Business managers and owners are frequently concerned with two facets of the production process: productivity and efficiency. Manufacturing productivity measures how much of an item the company's processes can create. Manufacturing efficiency measures how effectively the production processes use their available resources. Manufacturing efficiency also shows how effectively the production process can complete orders from customers while using the least amount of inventory and works-in-progress.
Manufacturing productivity shows the ratio between the finished products and the inputs required to make those products. Inputs can be measured in terms of raw materials, labor hours or costs. For instance, if Fictional Motors requires 500 pounds of steel to make a car engine weighing 400 pounds, the manufacturing productivity for the engine in terms of steel used would be 0.8 pounds of engine per pound of steel. If each pound of steel costs $200, then the dollar amount would be 0.8 pounds of engine per $200 worth of steel, so each pound of engine would cost $200/0.8, or $250.

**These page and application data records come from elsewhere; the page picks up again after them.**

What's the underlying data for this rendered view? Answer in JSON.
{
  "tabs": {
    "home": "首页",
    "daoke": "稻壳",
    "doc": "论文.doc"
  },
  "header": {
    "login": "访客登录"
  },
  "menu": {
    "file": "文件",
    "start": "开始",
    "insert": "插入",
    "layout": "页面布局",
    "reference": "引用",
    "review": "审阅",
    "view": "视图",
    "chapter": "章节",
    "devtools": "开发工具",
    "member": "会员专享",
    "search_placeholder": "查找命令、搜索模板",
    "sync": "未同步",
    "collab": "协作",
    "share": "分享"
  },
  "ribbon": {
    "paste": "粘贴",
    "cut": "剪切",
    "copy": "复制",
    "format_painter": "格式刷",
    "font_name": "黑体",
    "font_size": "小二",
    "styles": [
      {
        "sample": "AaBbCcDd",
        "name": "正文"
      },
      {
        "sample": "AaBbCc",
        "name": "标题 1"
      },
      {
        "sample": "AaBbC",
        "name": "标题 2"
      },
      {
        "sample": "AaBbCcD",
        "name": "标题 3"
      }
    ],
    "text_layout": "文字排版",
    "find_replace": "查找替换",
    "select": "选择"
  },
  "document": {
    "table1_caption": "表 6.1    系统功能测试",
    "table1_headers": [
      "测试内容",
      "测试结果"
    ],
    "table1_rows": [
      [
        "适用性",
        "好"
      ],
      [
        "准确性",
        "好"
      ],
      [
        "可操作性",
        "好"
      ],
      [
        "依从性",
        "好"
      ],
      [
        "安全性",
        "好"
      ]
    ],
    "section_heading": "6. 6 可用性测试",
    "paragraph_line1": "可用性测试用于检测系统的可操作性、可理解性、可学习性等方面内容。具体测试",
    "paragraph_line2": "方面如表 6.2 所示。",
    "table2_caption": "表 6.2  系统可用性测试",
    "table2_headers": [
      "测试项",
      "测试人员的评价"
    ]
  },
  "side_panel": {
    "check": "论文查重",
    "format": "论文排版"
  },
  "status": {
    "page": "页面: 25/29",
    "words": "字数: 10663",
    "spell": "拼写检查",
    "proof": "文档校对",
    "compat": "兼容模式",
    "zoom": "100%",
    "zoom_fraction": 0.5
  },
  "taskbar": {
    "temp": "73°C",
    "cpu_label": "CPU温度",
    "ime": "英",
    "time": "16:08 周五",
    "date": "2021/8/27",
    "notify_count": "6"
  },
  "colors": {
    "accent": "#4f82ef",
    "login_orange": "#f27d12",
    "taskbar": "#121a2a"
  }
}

Actual vs. Standard Output
The measurements for manufacturing efficiency require two measures of productivity: the actual output and the standard output. The actual output measures the current state of manufacturing productivity. The standard output measures the productivity over time. These measurements allow managers to examine how the current processes have changed based on historical data. For instance, the current productivity of Fictional Motors is measured at $250 per pound of engine, but the historical data for other companies shows that the standard output should be only $225 per engine.
Calculating Manufacturing Efficiency
Manufacturing efficiency is the ratio between the actual and standard output levels. With Fictional Motors, the actual output is 1 engine-pound/$250, while the standard output is 1 engine-pound/$225. The result is (1/250)/(1/225) = (225/250) = 0.9. Since manufacturing efficiency is measured in percentages, the manufacturing efficiency for Fictional Motors' engine production process is 90 percent (0.9*100).
Uses of Manufacturing Efficiency
Managers can examine the manufacturing efficiency rating to determine the effectiveness of their manufacturing processes. For instance, the managers at Fictional Motors can examine their processes to determine if they should purchase cheaper steel for their engines, or improve their processes to use less steel to make an engine of the same size.
If they change their processes to use only 450 pounds of steel to make a 400-pound engine, the manufacturing productivity changes to 0.9 pounds of engine to one pound of steel. At $200 per pound of steel, each pound of engine would cost $200/0.9, or $222.22. The manufacturing efficiency would be $225/$222.22, or 101 percent. The new process would be slightly more efficient than the standard process.